- _AVAILABLE RECORDS_

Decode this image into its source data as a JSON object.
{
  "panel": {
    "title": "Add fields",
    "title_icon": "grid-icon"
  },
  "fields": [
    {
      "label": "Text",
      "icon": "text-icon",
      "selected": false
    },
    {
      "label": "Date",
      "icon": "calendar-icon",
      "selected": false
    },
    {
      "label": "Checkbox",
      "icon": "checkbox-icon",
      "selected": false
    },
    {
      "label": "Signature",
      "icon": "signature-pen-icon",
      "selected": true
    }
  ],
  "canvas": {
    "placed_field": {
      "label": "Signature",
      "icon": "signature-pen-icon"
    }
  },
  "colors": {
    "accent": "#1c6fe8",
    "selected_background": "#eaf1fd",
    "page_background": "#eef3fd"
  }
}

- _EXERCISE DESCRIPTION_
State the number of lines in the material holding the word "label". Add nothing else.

- _RESULT OF THIS EXERCISE_
5